I brought up politics over cocktails and here’s what happened.
It was an experiment.
Pretty certain that the guy I was meeting with was on the other side of the political spectrum, I asked him what he thought about the election. Over the next half hour we had a spirited discussion about the players, major political issues and the state of the country. It got tense a couple of times, but I worked hard to guide the discussion along an understanding and respectful route.
The entire reason I brought it up was to see if there was any way to have a civilized discussion while being fairly certain that neither one of us was going to leave the conversation having changed positions.
The nastiness, name calling and stretching of the truth that spews forth from both sides would lead you to believe that civility is dead. I don’t believe that, but keeping things civil does require a few things.
How to Keep it Civil
- Self-control – When your position is attacked, your brain literally reacts as if you were being chased by a mad, hungry bear. Whatever you say in that moment is likely to be emotionally charged and likely regrettable. If you can hold your tongue for 10 seconds, another part of your brain kicks in that helps you react more thoughtfully and maturely.

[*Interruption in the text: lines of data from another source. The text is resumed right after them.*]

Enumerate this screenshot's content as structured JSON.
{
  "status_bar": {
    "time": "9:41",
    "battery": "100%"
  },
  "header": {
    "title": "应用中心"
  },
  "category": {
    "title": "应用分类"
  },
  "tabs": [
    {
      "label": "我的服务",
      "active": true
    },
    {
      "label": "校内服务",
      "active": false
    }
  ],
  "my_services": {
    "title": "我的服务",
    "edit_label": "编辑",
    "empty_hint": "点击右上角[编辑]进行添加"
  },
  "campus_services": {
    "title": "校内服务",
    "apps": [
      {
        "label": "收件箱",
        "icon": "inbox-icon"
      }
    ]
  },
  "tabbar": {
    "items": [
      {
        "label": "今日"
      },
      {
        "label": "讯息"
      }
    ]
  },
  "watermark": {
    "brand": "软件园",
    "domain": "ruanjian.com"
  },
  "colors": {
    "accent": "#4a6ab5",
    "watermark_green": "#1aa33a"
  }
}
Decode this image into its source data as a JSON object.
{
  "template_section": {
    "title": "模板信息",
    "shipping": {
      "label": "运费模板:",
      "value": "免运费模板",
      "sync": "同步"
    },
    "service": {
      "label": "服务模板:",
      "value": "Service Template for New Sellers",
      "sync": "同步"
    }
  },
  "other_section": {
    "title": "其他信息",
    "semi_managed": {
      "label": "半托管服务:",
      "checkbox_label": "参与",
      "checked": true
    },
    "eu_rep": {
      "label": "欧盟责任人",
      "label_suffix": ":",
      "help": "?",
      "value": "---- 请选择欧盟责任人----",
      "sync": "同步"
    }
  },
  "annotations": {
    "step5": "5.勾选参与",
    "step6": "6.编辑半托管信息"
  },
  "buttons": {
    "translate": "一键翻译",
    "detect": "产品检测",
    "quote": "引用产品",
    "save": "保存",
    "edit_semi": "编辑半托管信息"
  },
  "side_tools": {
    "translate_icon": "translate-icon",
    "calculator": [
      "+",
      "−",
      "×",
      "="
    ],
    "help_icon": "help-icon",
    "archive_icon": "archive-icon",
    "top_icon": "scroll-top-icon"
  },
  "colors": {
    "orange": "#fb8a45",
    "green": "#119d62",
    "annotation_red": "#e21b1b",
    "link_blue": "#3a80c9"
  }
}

- Willingness to admit the other opinion is valid – You may disagree with every fiber of your being. But remember, she disagrees with you with the same vehemence. Even though you can’t fathom how a reasonable person could believe what she believes, can you at least support her right to believe it?
- Respect – If you think he’s a mindless numbnut, he’s going to sense it. You can’t fake respect. If you can’t respect everything about him you have to find a nugget you can regard positively. If you can respect nothing can you work on getting him out of your life?
There aren’t many subjects more volatile than politics or religion so avoid those topics altogether. But the three requirements above are also relevant in business situations.
Civility in the Workplace
Anytime you find yourself on the opposite side of a colleague or a demanding client there’s much to gain by managing behavior and mindset to foster understanding and collaboration. At minimum you’ll prevent your head from exploding or your heart from going into cardiac arrest.